Woodford Files: Obesity Linked to Human Microbiome; Annual Guide to Organics; Free Digital Magazine
One of the things I love about working for Vitality is that it regularly blows my mind. The new research, revelations, and information that regularly arrives in our office is sometimes disturbing, sometimes wonderful, and always a little disruptive to what I thought I knew. At the very least, it keeps me from getting too old, too crusty, and too comfortable in my assumptions.
The latest piece of disruptive news comes to us from great-grandmother and medical science journalist Helke Ferrie, who offers a feature this month on The Link Between Obesity and the Human Microbiome. In it, she throws out the old assumption that being overweight is caused by too much food and not enough exercise, and instead makes a compelling case for a new way of looking at things. More specifically, she presents evidence to prove that the levels of healthy bacteria in our guts are what really control our ability to achieve a healthy weight.

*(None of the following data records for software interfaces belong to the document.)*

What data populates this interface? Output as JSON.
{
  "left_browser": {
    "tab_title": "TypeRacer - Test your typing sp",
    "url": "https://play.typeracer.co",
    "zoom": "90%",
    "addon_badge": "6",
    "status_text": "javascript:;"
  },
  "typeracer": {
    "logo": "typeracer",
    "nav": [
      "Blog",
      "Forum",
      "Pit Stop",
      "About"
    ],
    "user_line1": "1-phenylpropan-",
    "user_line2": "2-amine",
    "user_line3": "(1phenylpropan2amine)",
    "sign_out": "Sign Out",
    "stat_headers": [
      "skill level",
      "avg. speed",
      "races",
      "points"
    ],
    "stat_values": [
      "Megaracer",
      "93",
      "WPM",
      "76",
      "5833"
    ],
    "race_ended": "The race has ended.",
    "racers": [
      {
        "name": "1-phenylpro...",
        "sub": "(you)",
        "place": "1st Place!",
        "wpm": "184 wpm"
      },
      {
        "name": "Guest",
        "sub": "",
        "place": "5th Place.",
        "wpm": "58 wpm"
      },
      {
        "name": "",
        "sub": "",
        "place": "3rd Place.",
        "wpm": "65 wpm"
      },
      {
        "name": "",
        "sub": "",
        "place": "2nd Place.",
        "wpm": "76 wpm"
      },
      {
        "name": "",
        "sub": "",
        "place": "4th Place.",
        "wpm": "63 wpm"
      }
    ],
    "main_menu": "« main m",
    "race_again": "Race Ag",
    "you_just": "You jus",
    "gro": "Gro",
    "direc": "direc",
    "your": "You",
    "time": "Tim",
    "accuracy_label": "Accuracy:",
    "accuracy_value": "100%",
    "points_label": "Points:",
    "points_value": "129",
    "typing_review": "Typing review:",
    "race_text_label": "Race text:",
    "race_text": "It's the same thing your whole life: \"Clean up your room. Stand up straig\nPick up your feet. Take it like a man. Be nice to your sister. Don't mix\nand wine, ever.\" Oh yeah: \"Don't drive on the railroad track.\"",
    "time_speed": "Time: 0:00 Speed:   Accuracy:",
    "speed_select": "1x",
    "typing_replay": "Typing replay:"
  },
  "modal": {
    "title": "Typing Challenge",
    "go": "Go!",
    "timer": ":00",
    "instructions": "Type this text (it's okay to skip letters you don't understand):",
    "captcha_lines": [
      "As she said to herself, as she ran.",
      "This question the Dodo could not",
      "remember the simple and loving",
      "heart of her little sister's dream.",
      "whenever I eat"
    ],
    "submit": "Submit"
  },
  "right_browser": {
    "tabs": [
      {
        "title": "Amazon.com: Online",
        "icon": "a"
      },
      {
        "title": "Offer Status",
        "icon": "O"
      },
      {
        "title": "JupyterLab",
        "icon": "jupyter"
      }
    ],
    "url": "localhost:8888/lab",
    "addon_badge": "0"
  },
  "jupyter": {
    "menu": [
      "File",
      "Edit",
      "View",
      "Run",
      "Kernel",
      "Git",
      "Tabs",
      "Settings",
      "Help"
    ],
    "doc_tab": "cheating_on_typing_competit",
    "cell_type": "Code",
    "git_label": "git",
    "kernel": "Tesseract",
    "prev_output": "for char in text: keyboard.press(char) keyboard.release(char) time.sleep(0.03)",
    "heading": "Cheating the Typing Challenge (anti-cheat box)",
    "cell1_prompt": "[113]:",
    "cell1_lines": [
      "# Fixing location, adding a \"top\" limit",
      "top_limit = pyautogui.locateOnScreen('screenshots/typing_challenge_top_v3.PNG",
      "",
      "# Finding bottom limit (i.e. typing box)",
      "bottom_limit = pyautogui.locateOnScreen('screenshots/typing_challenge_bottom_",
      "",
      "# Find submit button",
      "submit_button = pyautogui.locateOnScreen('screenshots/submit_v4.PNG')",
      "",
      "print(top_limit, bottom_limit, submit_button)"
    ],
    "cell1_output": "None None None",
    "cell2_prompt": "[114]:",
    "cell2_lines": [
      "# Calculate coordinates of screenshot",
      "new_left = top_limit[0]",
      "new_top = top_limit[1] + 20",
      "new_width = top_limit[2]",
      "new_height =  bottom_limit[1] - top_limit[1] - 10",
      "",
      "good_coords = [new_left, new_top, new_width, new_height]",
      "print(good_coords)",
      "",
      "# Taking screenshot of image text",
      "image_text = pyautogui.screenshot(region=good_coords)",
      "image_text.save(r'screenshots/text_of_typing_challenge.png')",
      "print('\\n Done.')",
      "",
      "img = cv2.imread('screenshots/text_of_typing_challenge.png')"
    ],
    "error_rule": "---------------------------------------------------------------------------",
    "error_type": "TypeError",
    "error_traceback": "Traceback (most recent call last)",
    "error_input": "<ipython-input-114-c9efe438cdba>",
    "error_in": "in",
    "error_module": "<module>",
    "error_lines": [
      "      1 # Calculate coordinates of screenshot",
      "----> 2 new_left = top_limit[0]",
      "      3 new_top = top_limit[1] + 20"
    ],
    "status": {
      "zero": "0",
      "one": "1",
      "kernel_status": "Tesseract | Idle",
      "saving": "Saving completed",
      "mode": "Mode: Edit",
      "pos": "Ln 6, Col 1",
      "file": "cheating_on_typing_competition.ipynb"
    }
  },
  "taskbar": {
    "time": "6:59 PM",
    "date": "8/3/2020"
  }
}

And when those intestinal critters are weakened or killed off by environmental pollutants, antibiotics, bad foods, or stress, then our inner terrain goes haywire and starts building barricades of fat to try to defend itself from toxic assault.
So Helke’s article presents a fascinating look at the internal intelligence that governs our body’s wellbeing and affirms that the more we’re able to tune into its messages, the better off we’ll be. As well, this article points to a universal truth that is becoming painfully clear – our insides are in constant contact with the outside world as we eat it, drink it, and breathe it in. And if that intimate exchange results in a body saturated with toxins from dirty air, water, and food, then disease will result. So the more we can do to clean up our waterways, skies, and food sources, the more our inner terrain can be supported to grow healthy microbes.
This month we also bring you our popular annual Guide to Organics, a feature that celebrates the farmers, suppliers, and small businesses that go the extra mile to bring us clean food. These are the people who care most about the quality of what goes on our table, and so we tip our hats in gratitude for their hard work and entrepreneurial spirit. With extreme weather events going on around the world, it is inevitable that the global food supply will often be disrupted. But the more we are able to support our local farmers and businesses, the more strong and resilient the organic food networks will be, and the more secure our food supply can become.
Meantime, if you love Vitality and want to share it with friends and family far and wide, it’s easy to order a free digital subscription for anybody you like. Just send an email to: email@example.com with your request. Or if you want to find out if the print magazine is available in your neighbourhood store, email: firstname.lastname@example.org. And if you still can’t get enough of us, follow us on Facebook or Twitter (updated weekly). Have a terrific summer! We’re back in September. JW